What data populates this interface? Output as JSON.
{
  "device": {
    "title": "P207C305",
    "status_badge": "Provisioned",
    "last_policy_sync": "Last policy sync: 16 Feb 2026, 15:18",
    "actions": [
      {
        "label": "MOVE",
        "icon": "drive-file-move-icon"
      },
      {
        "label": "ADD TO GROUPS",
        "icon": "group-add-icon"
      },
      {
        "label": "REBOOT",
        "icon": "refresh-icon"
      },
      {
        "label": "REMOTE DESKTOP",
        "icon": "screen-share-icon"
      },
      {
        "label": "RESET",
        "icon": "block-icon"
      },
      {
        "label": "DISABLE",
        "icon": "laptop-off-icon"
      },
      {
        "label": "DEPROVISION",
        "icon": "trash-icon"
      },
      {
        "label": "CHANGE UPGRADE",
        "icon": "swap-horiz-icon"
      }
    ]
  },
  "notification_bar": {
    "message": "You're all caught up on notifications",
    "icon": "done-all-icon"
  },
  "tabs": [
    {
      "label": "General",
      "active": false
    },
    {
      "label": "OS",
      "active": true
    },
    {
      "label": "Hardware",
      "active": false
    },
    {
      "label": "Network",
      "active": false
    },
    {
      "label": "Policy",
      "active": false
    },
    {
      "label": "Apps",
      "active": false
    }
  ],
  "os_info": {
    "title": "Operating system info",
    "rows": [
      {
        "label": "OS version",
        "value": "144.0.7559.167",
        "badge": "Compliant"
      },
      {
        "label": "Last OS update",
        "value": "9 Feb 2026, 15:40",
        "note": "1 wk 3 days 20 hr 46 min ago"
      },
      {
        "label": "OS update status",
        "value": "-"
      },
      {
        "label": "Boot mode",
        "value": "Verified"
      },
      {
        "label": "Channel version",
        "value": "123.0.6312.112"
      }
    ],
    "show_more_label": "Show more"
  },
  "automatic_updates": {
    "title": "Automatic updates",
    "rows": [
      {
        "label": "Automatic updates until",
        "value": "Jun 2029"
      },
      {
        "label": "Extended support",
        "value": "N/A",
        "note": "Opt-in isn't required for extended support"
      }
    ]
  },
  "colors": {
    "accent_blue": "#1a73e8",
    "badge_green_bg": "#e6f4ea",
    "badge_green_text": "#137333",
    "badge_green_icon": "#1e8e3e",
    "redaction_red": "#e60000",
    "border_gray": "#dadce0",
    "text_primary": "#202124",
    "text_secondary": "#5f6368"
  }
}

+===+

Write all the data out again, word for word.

## RESPONSE TO THE TASK
What data populates this interface? Output as JSON.
{
  "device": {
    "title": "P207C305",
    "status_badge": "Provisioned",
    "last_policy_sync": "Last policy sync: 16 Feb 2026, 15:18",
    "actions": [
      {
        "label": "MOVE",
        "icon": "drive-file-move-icon"
      },
      {
        "label": "ADD TO GROUPS",
        "icon": "group-add-icon"
      },
      {
        "label": "REBOOT",
        "icon": "refresh-icon"
      },
      {
        "label": "REMOTE DESKTOP",
        "icon": "screen-share-icon"
      },
      {
        "label": "RESET",
        "icon": "block-icon"
      },
      {
        "label": "DISABLE",
        "icon": "laptop-off-icon"
      },
      {
        "label": "DEPROVISION",
        "icon": "trash-icon"
      },
      {
        "label": "CHANGE UPGRADE",
        "icon": "swap-horiz-icon"
      }
    ]
  },
  "notification_bar": {
    "message": "You're all caught up on notifications",
    "icon": "done-all-icon"
  },
  "tabs": [
    {
      "label": "General",
      "active": false
    },
    {
      "label": "OS",
      "active": true
    },
    {
      "label": "Hardware",
      "active": false
    },
    {
      "label": "Network",
      "active": false
    },
    {
      "label": "Policy",
      "active": false
    },
    {
      "label": "Apps",
      "active": false
    }
  ],
  "os_info": {
    "title": "Operating system info",
    "rows": [
      {
        "label": "OS version",
        "value": "144.0.7559.167",
        "badge": "Compliant"
      },
      {
        "label": "Last OS update",
        "value": "9 Feb 2026, 15:40",
        "note": "1 wk 3 days 20 hr 46 min ago"
      },
      {
        "label": "OS update status",
        "value": "-"
      },
      {
        "label": "Boot mode",
        "value": "Verified"
      },
      {
        "label": "Channel version",
        "value": "123.0.6312.112"
      }
    ],
    "show_more_label": "Show more"
  },
  "automatic_updates": {
    "title": "Automatic updates",
    "rows": [
      {
        "label": "Automatic updates until",
        "value": "Jun 2029"
      },
      {
        "label": "Extended support",
        "value": "N/A",
        "note": "Opt-in isn't required for extended support"
      }
    ]
  },
  "colors": {
    "accent_blue": "#1a73e8",
    "badge_green_bg": "#e6f4ea",
    "badge_green_text": "#137333",
    "badge_green_icon": "#1e8e3e",
    "redaction_red": "#e60000",
    "border_gray": "#dadce0",
    "text_primary": "#202124",
    "text_secondary": "#5f6368"
  }
}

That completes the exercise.